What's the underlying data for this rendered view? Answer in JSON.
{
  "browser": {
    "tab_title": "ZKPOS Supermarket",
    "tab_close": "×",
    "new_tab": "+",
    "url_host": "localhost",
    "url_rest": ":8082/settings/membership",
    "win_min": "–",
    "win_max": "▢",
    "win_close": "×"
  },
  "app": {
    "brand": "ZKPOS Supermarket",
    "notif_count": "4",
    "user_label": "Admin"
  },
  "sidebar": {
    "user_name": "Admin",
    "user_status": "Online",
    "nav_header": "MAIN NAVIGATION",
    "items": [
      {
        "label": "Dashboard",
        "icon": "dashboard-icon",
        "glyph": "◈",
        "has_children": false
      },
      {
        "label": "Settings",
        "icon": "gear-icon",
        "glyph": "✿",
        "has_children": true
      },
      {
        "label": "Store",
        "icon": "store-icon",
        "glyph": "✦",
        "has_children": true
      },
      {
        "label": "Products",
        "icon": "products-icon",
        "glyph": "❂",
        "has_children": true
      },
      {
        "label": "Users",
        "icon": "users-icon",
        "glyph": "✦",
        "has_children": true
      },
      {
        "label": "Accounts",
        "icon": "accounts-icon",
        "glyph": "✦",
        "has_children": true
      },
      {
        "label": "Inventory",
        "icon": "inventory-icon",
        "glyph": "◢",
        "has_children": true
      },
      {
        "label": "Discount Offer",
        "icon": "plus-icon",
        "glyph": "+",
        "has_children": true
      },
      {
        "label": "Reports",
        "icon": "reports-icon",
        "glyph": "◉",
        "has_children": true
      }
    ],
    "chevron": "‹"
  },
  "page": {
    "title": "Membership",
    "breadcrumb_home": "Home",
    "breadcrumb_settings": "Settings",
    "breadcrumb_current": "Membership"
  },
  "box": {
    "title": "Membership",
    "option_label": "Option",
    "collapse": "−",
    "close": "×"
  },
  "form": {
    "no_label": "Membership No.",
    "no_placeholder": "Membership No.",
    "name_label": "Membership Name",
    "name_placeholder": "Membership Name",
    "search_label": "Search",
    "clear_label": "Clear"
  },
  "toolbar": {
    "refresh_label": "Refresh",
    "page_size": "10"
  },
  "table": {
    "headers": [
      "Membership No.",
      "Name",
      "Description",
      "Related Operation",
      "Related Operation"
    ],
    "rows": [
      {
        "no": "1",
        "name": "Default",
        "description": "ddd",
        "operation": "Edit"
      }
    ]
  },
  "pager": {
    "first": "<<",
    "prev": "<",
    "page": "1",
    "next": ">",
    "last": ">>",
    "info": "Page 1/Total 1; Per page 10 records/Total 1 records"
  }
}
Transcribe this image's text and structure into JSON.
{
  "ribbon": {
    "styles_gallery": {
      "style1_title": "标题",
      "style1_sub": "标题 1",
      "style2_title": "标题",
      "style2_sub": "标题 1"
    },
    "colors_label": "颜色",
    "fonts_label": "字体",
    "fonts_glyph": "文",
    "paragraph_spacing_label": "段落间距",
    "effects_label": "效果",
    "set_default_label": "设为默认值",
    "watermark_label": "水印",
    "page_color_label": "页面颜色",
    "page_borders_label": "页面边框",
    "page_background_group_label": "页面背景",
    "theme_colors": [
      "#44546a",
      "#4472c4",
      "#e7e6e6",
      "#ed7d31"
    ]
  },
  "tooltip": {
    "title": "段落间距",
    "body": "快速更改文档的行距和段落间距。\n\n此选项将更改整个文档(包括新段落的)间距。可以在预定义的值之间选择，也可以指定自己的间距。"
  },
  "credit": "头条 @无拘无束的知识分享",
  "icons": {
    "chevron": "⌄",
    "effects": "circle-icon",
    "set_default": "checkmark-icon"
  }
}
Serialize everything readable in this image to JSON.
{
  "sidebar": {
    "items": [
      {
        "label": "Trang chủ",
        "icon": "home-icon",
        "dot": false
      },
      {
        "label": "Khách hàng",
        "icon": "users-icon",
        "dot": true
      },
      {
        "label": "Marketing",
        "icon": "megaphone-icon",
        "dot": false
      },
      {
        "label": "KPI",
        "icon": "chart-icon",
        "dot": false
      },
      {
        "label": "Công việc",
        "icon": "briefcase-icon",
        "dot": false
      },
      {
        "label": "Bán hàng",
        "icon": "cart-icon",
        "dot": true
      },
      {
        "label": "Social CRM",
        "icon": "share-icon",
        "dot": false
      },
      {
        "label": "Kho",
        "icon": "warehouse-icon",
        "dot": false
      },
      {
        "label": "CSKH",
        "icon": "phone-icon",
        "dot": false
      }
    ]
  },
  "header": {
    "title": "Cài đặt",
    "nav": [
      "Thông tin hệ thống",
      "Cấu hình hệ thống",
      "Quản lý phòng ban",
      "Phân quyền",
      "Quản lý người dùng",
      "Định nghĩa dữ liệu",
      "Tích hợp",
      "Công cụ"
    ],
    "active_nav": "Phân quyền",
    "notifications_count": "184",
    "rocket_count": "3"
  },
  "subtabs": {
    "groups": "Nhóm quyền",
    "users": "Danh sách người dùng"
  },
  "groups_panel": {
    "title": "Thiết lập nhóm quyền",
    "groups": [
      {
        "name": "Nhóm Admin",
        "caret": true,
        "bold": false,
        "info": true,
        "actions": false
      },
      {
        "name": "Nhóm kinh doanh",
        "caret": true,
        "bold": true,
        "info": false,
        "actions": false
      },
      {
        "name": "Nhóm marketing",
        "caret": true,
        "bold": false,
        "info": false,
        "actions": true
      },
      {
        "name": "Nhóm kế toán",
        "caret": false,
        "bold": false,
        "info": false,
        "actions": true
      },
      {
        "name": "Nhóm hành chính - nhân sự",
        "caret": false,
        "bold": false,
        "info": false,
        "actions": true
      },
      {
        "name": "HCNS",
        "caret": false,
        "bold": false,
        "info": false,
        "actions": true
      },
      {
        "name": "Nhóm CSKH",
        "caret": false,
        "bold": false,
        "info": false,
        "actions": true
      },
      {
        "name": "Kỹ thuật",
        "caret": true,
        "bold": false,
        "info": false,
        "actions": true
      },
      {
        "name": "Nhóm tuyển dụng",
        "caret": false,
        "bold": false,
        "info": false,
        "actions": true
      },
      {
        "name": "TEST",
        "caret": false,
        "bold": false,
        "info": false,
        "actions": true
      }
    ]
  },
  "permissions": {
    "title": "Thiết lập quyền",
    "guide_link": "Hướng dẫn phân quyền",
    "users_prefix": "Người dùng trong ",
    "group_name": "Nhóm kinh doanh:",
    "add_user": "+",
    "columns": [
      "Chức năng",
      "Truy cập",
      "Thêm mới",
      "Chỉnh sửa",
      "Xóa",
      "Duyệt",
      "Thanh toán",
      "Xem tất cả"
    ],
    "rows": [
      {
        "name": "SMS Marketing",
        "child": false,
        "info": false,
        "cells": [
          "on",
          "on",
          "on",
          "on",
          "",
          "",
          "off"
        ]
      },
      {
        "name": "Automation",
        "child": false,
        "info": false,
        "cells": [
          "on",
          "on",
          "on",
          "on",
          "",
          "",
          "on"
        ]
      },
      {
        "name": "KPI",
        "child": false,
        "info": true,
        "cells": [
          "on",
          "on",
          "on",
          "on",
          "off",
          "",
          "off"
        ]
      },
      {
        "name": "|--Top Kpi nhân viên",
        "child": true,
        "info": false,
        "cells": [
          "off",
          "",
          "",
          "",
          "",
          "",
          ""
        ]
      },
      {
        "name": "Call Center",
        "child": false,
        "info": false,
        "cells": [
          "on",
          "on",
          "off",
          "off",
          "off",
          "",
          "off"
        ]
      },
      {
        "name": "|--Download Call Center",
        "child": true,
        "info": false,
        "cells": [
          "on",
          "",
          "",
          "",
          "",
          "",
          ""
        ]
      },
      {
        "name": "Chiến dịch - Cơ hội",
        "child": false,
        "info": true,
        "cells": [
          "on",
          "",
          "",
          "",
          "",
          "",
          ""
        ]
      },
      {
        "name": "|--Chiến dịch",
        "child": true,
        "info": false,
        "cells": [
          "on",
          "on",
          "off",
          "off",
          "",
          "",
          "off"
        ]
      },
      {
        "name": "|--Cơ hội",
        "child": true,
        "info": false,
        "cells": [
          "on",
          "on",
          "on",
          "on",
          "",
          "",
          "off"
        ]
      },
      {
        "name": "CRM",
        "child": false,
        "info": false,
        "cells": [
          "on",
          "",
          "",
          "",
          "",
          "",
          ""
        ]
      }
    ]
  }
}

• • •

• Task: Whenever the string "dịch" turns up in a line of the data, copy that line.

• Solved exercise:
        "name": "Chiến dịch - Cơ hội",
        "name": "|--Chiến dịch",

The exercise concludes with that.